(Interface dataset entries)
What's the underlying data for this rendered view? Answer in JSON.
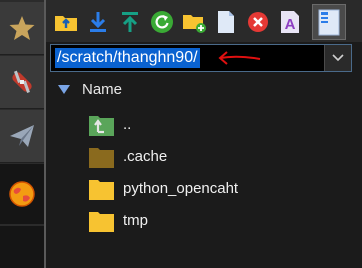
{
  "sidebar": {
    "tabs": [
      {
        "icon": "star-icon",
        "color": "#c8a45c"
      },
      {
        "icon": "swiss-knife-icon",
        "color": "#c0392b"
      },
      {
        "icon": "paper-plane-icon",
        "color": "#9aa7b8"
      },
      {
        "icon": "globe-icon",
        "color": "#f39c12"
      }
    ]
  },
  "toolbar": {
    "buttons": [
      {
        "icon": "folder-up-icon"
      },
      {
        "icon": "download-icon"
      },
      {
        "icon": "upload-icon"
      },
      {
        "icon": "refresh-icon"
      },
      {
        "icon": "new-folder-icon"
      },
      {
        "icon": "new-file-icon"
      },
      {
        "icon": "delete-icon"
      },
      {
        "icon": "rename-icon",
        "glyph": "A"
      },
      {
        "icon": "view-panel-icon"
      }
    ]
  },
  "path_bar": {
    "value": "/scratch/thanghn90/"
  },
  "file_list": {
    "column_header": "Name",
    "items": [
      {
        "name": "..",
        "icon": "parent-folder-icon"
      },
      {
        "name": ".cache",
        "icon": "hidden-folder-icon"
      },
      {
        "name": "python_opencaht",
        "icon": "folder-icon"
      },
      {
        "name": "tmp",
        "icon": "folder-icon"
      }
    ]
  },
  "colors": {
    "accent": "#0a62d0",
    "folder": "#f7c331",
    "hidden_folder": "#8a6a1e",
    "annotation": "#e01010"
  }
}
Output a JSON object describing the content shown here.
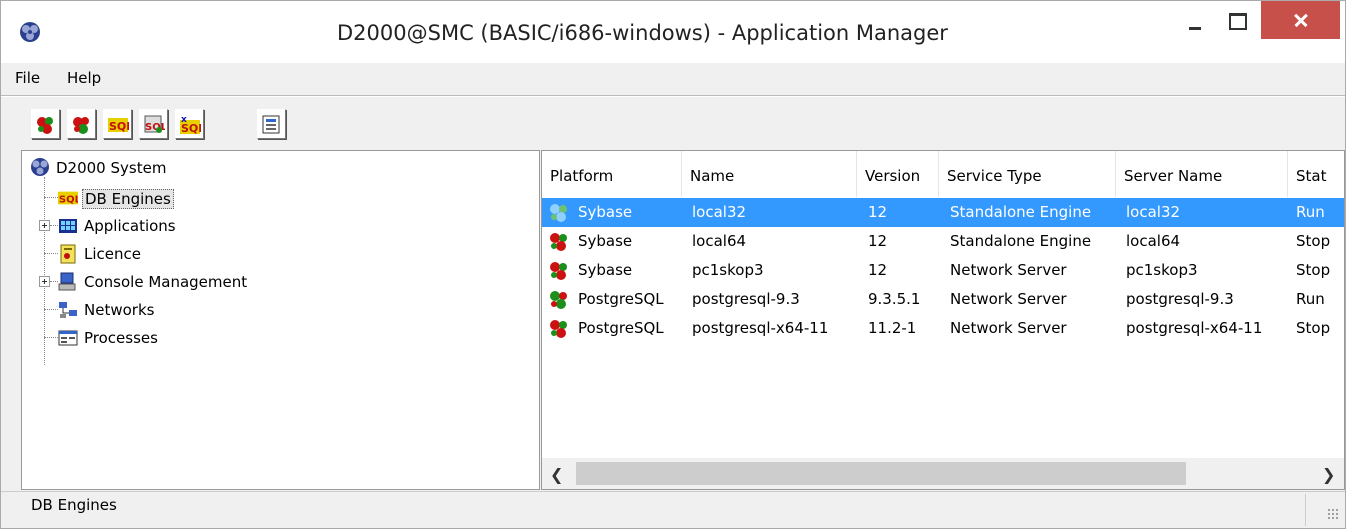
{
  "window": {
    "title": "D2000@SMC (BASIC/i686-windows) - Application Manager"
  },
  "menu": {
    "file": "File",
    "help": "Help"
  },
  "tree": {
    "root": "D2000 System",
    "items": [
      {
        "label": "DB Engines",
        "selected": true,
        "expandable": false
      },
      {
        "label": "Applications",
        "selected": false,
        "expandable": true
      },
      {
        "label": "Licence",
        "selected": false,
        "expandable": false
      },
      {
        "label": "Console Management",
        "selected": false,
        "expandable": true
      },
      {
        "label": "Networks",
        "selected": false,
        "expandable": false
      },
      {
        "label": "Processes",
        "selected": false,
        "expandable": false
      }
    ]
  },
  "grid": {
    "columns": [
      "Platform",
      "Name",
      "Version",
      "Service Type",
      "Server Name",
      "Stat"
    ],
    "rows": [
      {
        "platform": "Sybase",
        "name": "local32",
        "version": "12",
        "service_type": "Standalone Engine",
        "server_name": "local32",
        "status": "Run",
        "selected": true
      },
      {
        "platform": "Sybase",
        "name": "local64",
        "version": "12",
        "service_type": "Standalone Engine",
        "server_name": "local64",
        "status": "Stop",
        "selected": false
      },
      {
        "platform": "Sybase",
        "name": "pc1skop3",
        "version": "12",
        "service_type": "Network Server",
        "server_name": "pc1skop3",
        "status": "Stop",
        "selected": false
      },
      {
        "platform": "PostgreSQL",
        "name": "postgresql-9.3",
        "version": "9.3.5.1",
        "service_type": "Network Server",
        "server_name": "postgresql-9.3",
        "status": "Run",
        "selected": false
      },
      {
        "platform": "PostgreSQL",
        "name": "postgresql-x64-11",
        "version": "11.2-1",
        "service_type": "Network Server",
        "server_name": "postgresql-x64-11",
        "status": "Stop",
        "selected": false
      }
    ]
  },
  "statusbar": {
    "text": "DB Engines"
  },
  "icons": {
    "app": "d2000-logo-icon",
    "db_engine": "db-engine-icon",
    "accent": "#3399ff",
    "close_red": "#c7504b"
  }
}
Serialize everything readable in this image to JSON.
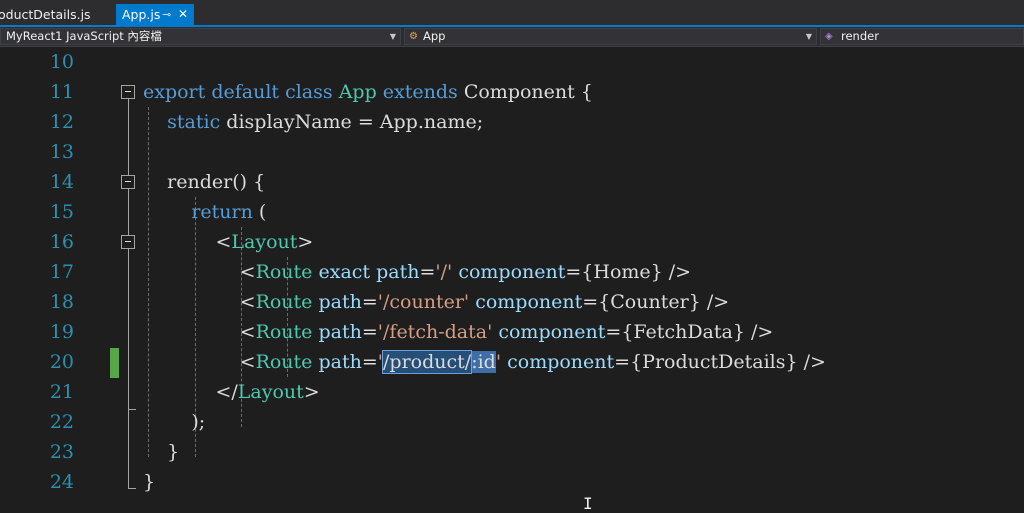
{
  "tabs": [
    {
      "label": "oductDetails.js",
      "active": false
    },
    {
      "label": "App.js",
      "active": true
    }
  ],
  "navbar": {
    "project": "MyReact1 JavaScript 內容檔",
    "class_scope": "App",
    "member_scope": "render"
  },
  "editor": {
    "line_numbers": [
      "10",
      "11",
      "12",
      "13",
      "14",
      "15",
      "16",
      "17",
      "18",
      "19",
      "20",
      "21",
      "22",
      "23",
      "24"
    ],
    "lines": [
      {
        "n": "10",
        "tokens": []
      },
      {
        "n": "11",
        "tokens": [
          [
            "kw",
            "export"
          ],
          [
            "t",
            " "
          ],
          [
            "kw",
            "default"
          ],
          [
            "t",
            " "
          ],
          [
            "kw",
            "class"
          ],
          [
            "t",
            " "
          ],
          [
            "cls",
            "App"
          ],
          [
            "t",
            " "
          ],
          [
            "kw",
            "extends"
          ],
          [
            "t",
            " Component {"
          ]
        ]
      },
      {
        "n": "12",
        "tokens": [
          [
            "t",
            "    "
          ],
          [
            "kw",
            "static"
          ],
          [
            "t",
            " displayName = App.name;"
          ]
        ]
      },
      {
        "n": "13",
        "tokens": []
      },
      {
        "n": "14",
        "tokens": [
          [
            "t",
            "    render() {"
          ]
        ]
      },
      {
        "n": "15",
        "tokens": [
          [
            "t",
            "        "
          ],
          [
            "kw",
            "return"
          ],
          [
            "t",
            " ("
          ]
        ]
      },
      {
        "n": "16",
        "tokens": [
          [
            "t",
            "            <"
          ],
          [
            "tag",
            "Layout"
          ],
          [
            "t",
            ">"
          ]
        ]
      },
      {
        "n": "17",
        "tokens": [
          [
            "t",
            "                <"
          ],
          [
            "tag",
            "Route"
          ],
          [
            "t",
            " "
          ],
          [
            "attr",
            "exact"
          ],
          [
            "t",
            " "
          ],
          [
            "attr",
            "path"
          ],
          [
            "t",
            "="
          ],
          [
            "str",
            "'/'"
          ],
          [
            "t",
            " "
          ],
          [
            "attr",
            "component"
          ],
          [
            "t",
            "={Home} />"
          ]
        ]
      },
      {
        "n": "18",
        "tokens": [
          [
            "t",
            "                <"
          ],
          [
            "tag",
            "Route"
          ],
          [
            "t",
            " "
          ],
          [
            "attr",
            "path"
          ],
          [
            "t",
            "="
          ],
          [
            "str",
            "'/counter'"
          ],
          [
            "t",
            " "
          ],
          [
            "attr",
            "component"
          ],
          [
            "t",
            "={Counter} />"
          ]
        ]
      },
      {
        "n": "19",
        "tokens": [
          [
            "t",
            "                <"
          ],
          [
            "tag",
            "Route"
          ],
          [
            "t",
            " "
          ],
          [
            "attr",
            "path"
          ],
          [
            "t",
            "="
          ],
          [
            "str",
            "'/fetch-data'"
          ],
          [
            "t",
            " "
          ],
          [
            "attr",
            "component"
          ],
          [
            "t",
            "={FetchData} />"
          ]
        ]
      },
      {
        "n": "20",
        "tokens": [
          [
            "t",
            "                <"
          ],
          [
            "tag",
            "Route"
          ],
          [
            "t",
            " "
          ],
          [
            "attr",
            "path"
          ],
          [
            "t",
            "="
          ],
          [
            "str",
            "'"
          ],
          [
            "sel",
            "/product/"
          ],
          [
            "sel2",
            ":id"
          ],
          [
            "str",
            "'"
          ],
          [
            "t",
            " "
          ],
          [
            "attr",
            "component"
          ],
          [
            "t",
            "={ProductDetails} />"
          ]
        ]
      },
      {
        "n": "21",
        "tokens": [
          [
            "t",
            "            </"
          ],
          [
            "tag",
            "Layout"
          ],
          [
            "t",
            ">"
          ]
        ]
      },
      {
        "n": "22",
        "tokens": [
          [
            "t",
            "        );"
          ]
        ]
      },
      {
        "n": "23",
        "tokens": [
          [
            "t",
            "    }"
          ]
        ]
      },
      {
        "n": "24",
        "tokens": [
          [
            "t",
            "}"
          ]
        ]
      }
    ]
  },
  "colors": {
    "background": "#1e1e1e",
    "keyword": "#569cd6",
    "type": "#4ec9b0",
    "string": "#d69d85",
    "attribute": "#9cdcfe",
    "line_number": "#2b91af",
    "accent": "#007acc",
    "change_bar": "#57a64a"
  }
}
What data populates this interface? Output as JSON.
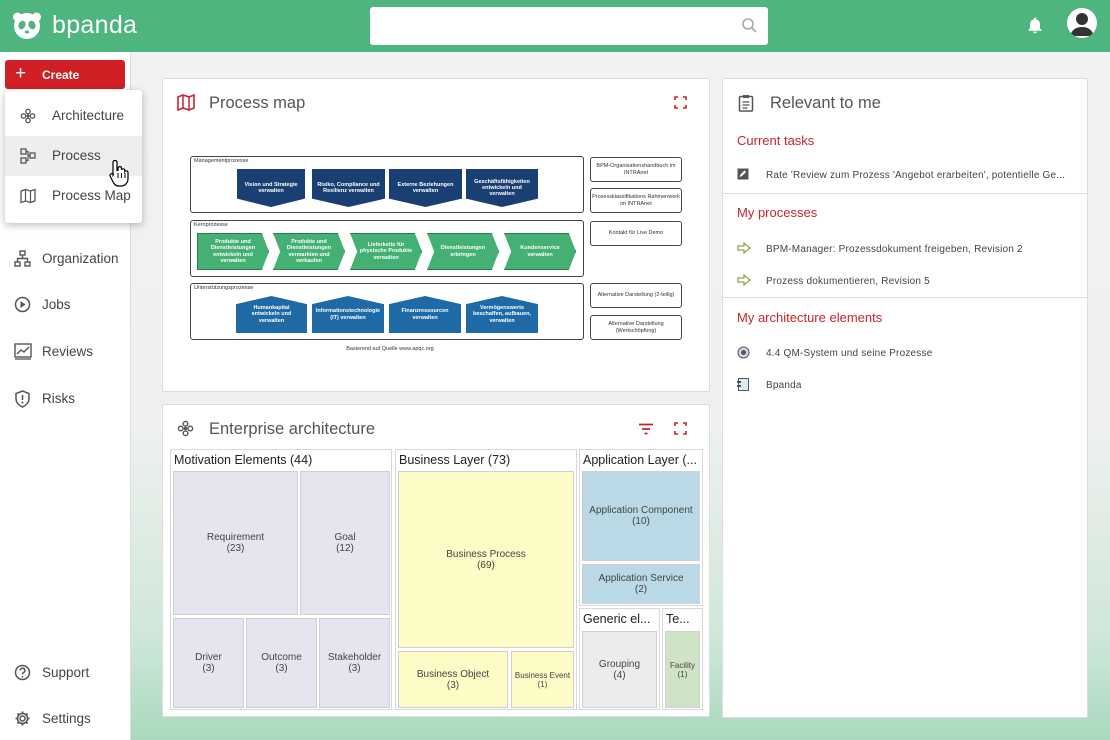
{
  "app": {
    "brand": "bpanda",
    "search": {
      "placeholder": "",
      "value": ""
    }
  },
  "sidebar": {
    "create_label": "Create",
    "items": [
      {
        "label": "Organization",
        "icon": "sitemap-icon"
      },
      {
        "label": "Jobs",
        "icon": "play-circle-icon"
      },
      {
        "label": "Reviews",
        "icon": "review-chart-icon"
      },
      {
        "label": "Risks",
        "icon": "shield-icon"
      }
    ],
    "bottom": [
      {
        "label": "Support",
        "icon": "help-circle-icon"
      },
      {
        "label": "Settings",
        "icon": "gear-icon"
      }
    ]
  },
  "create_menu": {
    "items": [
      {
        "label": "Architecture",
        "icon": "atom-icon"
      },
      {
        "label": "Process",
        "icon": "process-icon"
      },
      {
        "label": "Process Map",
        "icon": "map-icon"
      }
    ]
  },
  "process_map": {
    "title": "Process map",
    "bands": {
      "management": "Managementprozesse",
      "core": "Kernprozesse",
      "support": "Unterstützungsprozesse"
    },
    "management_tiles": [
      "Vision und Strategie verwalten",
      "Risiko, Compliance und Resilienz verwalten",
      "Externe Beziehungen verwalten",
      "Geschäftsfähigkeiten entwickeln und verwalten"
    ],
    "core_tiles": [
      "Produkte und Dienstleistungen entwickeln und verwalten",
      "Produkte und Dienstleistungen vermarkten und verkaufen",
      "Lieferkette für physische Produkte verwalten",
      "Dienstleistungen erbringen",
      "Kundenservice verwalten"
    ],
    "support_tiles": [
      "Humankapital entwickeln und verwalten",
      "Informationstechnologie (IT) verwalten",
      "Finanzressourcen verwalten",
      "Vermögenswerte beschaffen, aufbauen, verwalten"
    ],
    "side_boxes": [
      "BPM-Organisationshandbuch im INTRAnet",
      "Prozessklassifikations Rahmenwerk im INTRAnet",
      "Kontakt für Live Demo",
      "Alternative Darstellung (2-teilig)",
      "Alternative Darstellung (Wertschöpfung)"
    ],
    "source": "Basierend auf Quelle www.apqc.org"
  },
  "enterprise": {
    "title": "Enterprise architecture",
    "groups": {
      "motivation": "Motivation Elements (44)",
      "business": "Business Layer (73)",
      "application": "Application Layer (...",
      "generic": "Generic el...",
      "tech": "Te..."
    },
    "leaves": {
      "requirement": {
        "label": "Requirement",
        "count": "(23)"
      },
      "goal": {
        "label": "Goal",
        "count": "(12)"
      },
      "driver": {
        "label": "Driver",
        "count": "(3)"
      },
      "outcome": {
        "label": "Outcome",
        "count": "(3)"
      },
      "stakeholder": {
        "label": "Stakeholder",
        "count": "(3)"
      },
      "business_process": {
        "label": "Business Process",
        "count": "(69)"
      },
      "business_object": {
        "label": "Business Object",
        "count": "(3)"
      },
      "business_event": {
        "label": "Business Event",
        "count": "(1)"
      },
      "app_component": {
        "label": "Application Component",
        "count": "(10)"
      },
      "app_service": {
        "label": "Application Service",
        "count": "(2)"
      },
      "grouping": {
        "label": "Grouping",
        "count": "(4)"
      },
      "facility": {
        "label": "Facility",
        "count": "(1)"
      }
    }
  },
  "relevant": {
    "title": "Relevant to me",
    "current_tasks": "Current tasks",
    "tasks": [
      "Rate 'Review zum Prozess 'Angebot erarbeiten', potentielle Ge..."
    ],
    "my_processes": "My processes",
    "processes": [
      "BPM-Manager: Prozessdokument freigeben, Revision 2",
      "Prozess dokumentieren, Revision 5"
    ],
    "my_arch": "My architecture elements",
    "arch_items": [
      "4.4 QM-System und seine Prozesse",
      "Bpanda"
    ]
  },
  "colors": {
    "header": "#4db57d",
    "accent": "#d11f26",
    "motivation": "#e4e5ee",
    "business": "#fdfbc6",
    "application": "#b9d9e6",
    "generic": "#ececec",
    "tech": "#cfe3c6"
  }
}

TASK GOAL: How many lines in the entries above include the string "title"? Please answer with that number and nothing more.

ANSWER TO THE PROBLEM: 4